__Extracted records__:
^^^^
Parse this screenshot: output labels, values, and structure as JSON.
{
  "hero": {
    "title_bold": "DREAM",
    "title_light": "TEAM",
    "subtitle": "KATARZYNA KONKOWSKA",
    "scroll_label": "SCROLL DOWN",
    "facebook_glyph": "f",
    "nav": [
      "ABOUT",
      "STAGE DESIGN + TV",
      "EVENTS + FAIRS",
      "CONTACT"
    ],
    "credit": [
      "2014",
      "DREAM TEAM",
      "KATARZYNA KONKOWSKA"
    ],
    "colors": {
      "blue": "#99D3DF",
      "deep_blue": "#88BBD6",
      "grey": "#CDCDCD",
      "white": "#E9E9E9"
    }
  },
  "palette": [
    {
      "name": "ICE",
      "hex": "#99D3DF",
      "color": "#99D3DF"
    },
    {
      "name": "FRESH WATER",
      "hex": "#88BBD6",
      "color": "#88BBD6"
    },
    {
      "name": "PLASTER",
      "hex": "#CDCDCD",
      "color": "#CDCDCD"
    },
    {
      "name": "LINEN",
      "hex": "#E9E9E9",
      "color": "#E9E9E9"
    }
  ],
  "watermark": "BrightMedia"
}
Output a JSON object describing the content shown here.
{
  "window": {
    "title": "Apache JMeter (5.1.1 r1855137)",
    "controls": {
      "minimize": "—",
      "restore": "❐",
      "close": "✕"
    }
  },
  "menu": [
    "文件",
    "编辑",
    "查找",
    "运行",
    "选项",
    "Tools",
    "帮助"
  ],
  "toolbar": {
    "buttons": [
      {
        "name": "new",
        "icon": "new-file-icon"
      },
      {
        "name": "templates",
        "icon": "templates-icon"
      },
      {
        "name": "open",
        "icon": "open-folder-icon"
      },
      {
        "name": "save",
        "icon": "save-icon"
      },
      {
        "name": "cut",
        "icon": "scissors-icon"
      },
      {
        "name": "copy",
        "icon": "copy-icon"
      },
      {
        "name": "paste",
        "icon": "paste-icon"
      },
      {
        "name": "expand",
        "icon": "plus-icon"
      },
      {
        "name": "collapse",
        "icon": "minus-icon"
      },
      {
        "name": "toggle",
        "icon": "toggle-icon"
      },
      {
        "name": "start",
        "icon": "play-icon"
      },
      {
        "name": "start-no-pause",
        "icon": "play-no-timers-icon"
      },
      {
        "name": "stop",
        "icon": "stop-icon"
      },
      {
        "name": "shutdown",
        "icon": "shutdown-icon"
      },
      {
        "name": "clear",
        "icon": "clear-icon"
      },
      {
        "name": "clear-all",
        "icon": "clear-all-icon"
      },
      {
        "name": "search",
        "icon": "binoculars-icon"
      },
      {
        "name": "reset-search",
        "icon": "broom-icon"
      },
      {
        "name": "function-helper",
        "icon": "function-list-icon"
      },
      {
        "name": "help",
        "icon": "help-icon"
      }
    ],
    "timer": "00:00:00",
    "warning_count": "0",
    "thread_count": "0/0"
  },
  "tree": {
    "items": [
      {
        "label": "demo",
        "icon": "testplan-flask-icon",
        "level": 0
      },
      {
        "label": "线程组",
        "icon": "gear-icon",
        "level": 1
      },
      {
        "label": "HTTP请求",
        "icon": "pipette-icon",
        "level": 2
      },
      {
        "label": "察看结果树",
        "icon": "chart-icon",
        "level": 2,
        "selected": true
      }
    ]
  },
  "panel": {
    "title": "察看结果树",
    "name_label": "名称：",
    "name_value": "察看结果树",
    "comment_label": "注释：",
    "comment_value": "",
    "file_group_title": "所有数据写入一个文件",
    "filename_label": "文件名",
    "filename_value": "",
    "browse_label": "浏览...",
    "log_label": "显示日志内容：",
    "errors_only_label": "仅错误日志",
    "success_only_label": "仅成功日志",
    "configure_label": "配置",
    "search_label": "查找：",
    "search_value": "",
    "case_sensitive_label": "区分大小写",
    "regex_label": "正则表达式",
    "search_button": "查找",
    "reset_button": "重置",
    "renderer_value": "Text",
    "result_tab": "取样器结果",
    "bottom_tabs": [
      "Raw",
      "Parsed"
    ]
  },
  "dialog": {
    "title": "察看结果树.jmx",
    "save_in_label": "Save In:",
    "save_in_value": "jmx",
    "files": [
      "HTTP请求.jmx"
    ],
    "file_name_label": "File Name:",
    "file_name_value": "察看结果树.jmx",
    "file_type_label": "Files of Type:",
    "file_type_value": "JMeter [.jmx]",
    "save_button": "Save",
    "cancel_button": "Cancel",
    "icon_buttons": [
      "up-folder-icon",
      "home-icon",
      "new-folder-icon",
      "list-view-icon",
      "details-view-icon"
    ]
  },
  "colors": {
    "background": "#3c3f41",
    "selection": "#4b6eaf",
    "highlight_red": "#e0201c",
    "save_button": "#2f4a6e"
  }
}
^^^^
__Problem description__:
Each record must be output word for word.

__Solution__:
Parse this screenshot: output labels, values, and structure as JSON.
{
  "hero": {
    "title_bold": "DREAM",
    "title_light": "TEAM",
    "subtitle": "KATARZYNA KONKOWSKA",
    "scroll_label": "SCROLL DOWN",
    "facebook_glyph": "f",
    "nav": [
      "ABOUT",
      "STAGE DESIGN + TV",
      "EVENTS + FAIRS",
      "CONTACT"
    ],
    "credit": [
      "2014",
      "DREAM TEAM",
      "KATARZYNA KONKOWSKA"
    ],
    "colors": {
      "blue": "#99D3DF",
      "deep_blue": "#88BBD6",
      "grey": "#CDCDCD",
      "white": "#E9E9E9"
    }
  },
  "palette": [
    {
      "name": "ICE",
      "hex": "#99D3DF",
      "color": "#99D3DF"
    },
    {
      "name": "FRESH WATER",
      "hex": "#88BBD6",
      "color": "#88BBD6"
    },
    {
      "name": "PLASTER",
      "hex": "#CDCDCD",
      "color": "#CDCDCD"
    },
    {
      "name": "LINEN",
      "hex": "#E9E9E9",
      "color": "#E9E9E9"
    }
  ],
  "watermark": "BrightMedia"
}
Output a JSON object describing the content shown here.
{
  "window": {
    "title": "Apache JMeter (5.1.1 r1855137)",
    "controls": {
      "minimize": "—",
      "restore": "❐",
      "close": "✕"
    }
  },
  "menu": [
    "文件",
    "编辑",
    "查找",
    "运行",
    "选项",
    "Tools",
    "帮助"
  ],
  "toolbar": {
    "buttons": [
      {
        "name": "new",
        "icon": "new-file-icon"
      },
      {
        "name": "templates",
        "icon": "templates-icon"
      },
      {
        "name": "open",
        "icon": "open-folder-icon"
      },
      {
        "name": "save",
        "icon": "save-icon"
      },
      {
        "name": "cut",
        "icon": "scissors-icon"
      },
      {
        "name": "copy",
        "icon": "copy-icon"
      },
      {
        "name": "paste",
        "icon": "paste-icon"
      },
      {
        "name": "expand",
        "icon": "plus-icon"
      },
      {
        "name": "collapse",
        "icon": "minus-icon"
      },
      {
        "name": "toggle",
        "icon": "toggle-icon"
      },
      {
        "name": "start",
        "icon": "play-icon"
      },
      {
        "name": "start-no-pause",
        "icon": "play-no-timers-icon"
      },
      {
        "name": "stop",
        "icon": "stop-icon"
      },
      {
        "name": "shutdown",
        "icon": "shutdown-icon"
      },
      {
        "name": "clear",
        "icon": "clear-icon"
      },
      {
        "name": "clear-all",
        "icon": "clear-all-icon"
      },
      {
        "name": "search",
        "icon": "binoculars-icon"
      },
      {
        "name": "reset-search",
        "icon": "broom-icon"
      },
      {
        "name": "function-helper",
        "icon": "function-list-icon"
      },
      {
        "name": "help",
        "icon": "help-icon"
      }
    ],
    "timer": "00:00:00",
    "warning_count": "0",
    "thread_count": "0/0"
  },
  "tree": {
    "items": [
      {
        "label": "demo",
        "icon": "testplan-flask-icon",
        "level": 0
      },
      {
        "label": "线程组",
        "icon": "gear-icon",
        "level": 1
      },
      {
        "label": "HTTP请求",
        "icon": "pipette-icon",
        "level": 2
      },
      {
        "label": "察看结果树",
        "icon": "chart-icon",
        "level": 2,
        "selected": true
      }
    ]
  },
  "panel": {
    "title": "察看结果树",
    "name_label": "名称：",
    "name_value": "察看结果树",
    "comment_label": "注释：",
    "comment_value": "",
    "file_group_title": "所有数据写入一个文件",
    "filename_label": "文件名",
    "filename_value": "",
    "browse_label": "浏览...",
    "log_label": "显示日志内容：",
    "errors_only_label": "仅错误日志",
    "success_only_label": "仅成功日志",
    "configure_label": "配置",
    "search_label": "查找：",
    "search_value": "",
    "case_sensitive_label": "区分大小写",
    "regex_label": "正则表达式",
    "search_button": "查找",
    "reset_button": "重置",
    "renderer_value": "Text",
    "result_tab": "取样器结果",
    "bottom_tabs": [
      "Raw",
      "Parsed"
    ]
  },
  "dialog": {
    "title": "察看结果树.jmx",
    "save_in_label": "Save In:",
    "save_in_value": "jmx",
    "files": [
      "HTTP请求.jmx"
    ],
    "file_name_label": "File Name:",
    "file_name_value": "察看结果树.jmx",
    "file_type_label": "Files of Type:",
    "file_type_value": "JMeter [.jmx]",
    "save_button": "Save",
    "cancel_button": "Cancel",
    "icon_buttons": [
      "up-folder-icon",
      "home-icon",
      "new-folder-icon",
      "list-view-icon",
      "details-view-icon"
    ]
  },
  "colors": {
    "background": "#3c3f41",
    "selection": "#4b6eaf",
    "highlight_red": "#e0201c",
    "save_button": "#2f4a6e"
  }
}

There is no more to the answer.